6. Guo W, Swaniker F, Fonkalsrud EW, Vo K, Karamanoukian R. Effect of intraamniotic dexamethasone administration on intestinal absorption in a rabbit gastroschisis model. J Pediatr Surg 1995; 30: 983-986.         [ Links ]

7. Midrio P, Faussone-Pellegrini MS, Vannucchi MG, Flake AW. Gastroschisis in the rat model is associated with a delayed maturation of intestinal pacemaker cells and smooth muscle cells. J Pediatr Surg 2004; 39: 1541-1547.         [ Links ]

8. Blakelock R, Upadhyay V, Kimble R, Pease P, Kolbe A, Harding J. Is a normally functioning gastrointestinal tract necessary for normal growth in late gestation? Pediatr Surg Int 1998; 13: 17-20.         [ Links ]

9. Harding J. Nutritional causes of impaired fetal growth and their treatment. J R Soc Med 1999; 92: 612-615.         [ Links ]

10. Regnault TR, Friedman JE, Wilkening RB, Anthony RV, Hay WJ. Fetoplacental transport and utilization of amino acids in IUGR - a review. Placenta 2005; 26 (Suppl A): S52-S62.         [ Links ]

Correspondence and Footnotes

Address for correspondence: A. Kale, Department of Obstetrics and Gynecology, Dicle University School of Medicine, 21280 Diyarbakir, Turkey. E-mail: drakale@dicle.edu.tr

Received November 24, 2005. Accepted April 26, 2006.

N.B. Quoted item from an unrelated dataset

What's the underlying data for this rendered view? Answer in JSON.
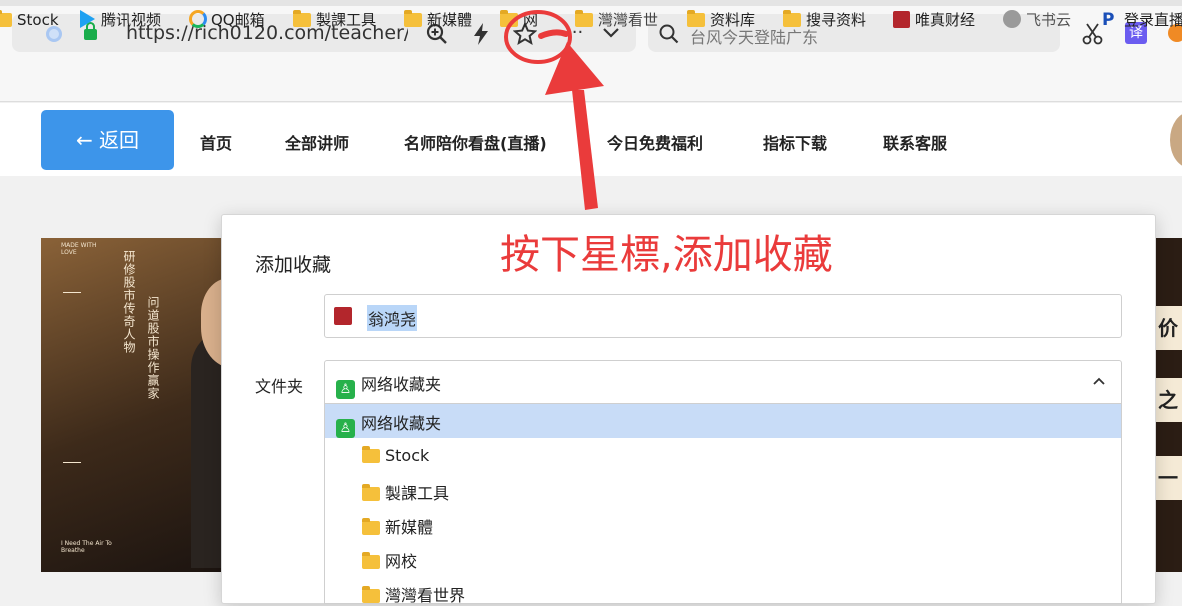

Creative Commons License All the contents of this journal, except where otherwise noted, is licensed under a Creative Commons Attribution License